» **Activity**
Produce a verbatim copy of the entries listed below.

» **Source material**
^^^^^^^^^^^^^^^^

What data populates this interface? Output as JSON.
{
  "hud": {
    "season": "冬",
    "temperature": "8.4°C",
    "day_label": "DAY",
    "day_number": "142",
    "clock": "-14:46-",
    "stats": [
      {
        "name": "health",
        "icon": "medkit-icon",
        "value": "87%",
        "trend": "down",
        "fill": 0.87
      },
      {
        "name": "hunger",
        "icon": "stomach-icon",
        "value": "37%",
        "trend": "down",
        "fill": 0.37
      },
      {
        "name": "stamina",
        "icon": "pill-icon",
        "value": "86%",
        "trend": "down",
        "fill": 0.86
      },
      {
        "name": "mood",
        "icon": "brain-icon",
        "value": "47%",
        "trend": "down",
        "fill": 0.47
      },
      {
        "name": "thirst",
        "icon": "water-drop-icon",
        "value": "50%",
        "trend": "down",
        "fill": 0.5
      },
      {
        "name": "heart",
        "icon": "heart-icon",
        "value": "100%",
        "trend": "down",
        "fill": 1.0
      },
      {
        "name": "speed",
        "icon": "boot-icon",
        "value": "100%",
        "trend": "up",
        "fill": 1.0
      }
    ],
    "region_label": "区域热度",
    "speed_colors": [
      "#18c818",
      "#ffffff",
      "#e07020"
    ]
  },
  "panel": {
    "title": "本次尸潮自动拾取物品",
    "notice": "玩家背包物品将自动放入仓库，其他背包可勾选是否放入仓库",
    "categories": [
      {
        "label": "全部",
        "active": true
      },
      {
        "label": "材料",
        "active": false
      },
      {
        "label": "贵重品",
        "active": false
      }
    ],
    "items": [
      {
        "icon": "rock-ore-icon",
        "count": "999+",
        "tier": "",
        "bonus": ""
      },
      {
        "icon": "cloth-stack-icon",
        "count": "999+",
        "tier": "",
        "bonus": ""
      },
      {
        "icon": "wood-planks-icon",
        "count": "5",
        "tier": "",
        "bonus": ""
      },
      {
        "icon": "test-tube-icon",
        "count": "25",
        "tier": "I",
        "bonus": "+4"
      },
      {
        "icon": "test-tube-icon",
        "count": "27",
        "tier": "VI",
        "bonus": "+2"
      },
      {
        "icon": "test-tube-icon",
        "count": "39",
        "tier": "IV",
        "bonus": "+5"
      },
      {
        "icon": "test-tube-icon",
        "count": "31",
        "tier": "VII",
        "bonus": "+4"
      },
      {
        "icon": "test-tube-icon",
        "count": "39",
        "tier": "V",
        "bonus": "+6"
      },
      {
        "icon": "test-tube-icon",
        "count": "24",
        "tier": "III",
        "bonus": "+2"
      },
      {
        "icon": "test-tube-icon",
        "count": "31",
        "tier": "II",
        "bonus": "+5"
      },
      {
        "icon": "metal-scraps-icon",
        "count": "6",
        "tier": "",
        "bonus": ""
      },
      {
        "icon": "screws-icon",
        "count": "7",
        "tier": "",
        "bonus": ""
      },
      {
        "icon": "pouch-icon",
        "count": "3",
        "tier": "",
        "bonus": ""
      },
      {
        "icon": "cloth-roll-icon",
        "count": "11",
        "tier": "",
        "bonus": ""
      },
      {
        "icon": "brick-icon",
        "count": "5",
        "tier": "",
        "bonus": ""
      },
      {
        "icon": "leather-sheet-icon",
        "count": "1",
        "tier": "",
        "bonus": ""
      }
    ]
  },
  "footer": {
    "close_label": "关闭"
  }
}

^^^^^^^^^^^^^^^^

» **Output below**
What data populates this interface? Output as JSON.
{
  "hud": {
    "season": "冬",
    "temperature": "8.4°C",
    "day_label": "DAY",
    "day_number": "142",
    "clock": "-14:46-",
    "stats": [
      {
        "name": "health",
        "icon": "medkit-icon",
        "value": "87%",
        "trend": "down",
        "fill": 0.87
      },
      {
        "name": "hunger",
        "icon": "stomach-icon",
        "value": "37%",
        "trend": "down",
        "fill": 0.37
      },
      {
        "name": "stamina",
        "icon": "pill-icon",
        "value": "86%",
        "trend": "down",
        "fill": 0.86
      },
      {
        "name": "mood",
        "icon": "brain-icon",
        "value": "47%",
        "trend": "down",
        "fill": 0.47
      },
      {
        "name": "thirst",
        "icon": "water-drop-icon",
        "value": "50%",
        "trend": "down",
        "fill": 0.5
      },
      {
        "name": "heart",
        "icon": "heart-icon",
        "value": "100%",
        "trend": "down",
        "fill": 1.0
      },
      {
        "name": "speed",
        "icon": "boot-icon",
        "value": "100%",
        "trend": "up",
        "fill": 1.0
      }
    ],
    "region_label": "区域热度",
    "speed_colors": [
      "#18c818",
      "#ffffff",
      "#e07020"
    ]
  },
  "panel": {
    "title": "本次尸潮自动拾取物品",
    "notice": "玩家背包物品将自动放入仓库，其他背包可勾选是否放入仓库",
    "categories": [
      {
        "label": "全部",
        "active": true
      },
      {
        "label": "材料",
        "active": false
      },
      {
        "label": "贵重品",
        "active": false
      }
    ],
    "items": [
      {
        "icon": "rock-ore-icon",
        "count": "999+",
        "tier": "",
        "bonus": ""
      },
      {
        "icon": "cloth-stack-icon",
        "count": "999+",
        "tier": "",
        "bonus": ""
      },
      {
        "icon": "wood-planks-icon",
        "count": "5",
        "tier": "",
        "bonus": ""
      },
      {
        "icon": "test-tube-icon",
        "count": "25",
        "tier": "I",
        "bonus": "+4"
      },
      {
        "icon": "test-tube-icon",
        "count": "27",
        "tier": "VI",
        "bonus": "+2"
      },
      {
        "icon": "test-tube-icon",
        "count": "39",
        "tier": "IV",
        "bonus": "+5"
      },
      {
        "icon": "test-tube-icon",
        "count": "31",
        "tier": "VII",
        "bonus": "+4"
      },
      {
        "icon": "test-tube-icon",
        "count": "39",
        "tier": "V",
        "bonus": "+6"
      },
      {
        "icon": "test-tube-icon",
        "count": "24",
        "tier": "III",
        "bonus": "+2"
      },
      {
        "icon": "test-tube-icon",
        "count": "31",
        "tier": "II",
        "bonus": "+5"
      },
      {
        "icon": "metal-scraps-icon",
        "count": "6",
        "tier": "",
        "bonus": ""
      },
      {
        "icon": "screws-icon",
        "count": "7",
        "tier": "",
        "bonus": ""
      },
      {
        "icon": "pouch-icon",
        "count": "3",
        "tier": "",
        "bonus": ""
      },
      {
        "icon": "cloth-roll-icon",
        "count": "11",
        "tier": "",
        "bonus": ""
      },
      {
        "icon": "brick-icon",
        "count": "5",
        "tier": "",
        "bonus": ""
      },
      {
        "icon": "leather-sheet-icon",
        "count": "1",
        "tier": "",
        "bonus": ""
      }
    ]
  },
  "footer": {
    "close_label": "关闭"
  }
}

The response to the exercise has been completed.